January 12, 2015

Dakota State University will receive nearly $750,000 over the next 5 years as a sub-award of the $20 million grant that the South Dakota Experimental Program to Stimulate Competitive Research (SD EPSCoR) was awarded earlier this year from the National Science Foundation (NSF). SD EPSCoR developed and submitted the "2020 Vision: The South Dakota Science and Innovation Strategy" proposal, which was subsequently funded by the NSF to enhance the academic research infrastructure in South Dakota and increase both educational opportunities and workforce development in areas related to science, technology, engineering, and mathematics (STEM).

Faculty and graduate students at DSU will work to target underrepresented populations in STEM education by providing and creating opportunities for students with disabilities. Dr. Jennifer Nash, Dr. Chris Olson, Rob Honomichl, and graduate students will work to develop fully-accessible STEM courses that can be completed by utilizing assistive software technology. To broaden the number of students who can benefit from assistive software technology, DSU will also create programs to educate current and future K-12 teachers on how to use various types of assistive software to help students with learning, mobility, and sensory disabilities.

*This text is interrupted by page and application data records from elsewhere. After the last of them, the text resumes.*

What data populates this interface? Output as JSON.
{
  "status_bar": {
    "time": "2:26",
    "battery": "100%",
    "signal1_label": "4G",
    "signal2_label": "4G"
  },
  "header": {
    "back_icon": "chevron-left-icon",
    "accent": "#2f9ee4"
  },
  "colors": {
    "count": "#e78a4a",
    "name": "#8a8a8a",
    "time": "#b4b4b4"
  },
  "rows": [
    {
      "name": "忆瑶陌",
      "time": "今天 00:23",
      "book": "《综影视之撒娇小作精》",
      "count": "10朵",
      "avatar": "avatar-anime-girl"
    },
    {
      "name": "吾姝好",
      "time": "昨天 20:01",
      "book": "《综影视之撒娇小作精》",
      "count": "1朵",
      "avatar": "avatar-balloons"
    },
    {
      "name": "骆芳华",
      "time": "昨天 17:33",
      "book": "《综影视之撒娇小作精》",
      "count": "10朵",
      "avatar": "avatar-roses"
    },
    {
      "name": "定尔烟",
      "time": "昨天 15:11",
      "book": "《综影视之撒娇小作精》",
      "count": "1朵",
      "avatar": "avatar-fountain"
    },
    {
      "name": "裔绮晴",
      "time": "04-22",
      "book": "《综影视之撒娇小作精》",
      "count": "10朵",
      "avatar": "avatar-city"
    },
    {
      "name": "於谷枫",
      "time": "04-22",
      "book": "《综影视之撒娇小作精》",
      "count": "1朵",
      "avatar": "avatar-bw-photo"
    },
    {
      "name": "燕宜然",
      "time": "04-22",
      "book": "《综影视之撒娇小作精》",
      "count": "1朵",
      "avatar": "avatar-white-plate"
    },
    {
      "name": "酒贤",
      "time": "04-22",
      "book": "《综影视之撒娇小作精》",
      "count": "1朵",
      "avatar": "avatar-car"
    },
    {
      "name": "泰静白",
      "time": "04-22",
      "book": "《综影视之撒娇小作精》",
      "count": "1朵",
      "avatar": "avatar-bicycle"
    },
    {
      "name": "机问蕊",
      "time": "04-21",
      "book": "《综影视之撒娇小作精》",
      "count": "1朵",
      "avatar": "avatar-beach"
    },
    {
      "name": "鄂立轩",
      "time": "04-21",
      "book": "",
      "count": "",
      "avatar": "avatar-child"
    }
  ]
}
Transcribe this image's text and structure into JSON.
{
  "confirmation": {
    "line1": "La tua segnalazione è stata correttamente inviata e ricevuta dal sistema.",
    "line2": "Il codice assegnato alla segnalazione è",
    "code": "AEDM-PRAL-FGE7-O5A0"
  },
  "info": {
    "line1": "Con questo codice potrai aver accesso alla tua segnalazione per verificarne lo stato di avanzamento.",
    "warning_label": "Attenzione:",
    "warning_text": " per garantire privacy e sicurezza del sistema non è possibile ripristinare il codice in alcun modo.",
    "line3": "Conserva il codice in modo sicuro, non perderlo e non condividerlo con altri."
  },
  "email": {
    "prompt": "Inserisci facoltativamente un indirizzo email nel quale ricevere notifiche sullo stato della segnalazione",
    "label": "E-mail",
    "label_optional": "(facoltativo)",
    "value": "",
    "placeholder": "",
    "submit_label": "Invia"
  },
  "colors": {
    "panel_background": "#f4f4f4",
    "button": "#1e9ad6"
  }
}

Assistive software technology can be utilized by individuals with all types of disabilities. Students with cognitive or learning disabilities can benefit from software that highlights words as they are read from documents, electronic textbooks, and/or websites. Individuals who are unable to use a keyboard or mouse because of amputation, paralysis, stroke, or neurological disorders can control a computer and dictate text with voice recognition software. Those with visual impairments can use software that combines both screen reading and voice recognition software. Finally, software that captions audio and video can be used to provide accessible media to those who are deaf or have difficulty hearing.

The desire to increase educational opportunities for students with disabilities arose as a result of the Barrier Free Learning Committee at Dakota State University. The Barrier Free Learning Committee (BFLC) at DSU began meeting in 2008. The purpose of the committee is to facilitate the pursuit of the most current information and methods with regard to streamlining pedagogical and technological methodologies, devices, delivery systems, and environments which might otherwise prove an impediment to students, faculty, and staff with disabilities. The committee is comprised of faculty from all colleges in the university, a librarian, the Director of Extended Programs, the web strategist, instructional designer, a physical plant manager, and the ADA coordinator.  Two of the members have disabilities; one is blind and another is a quadriplegic.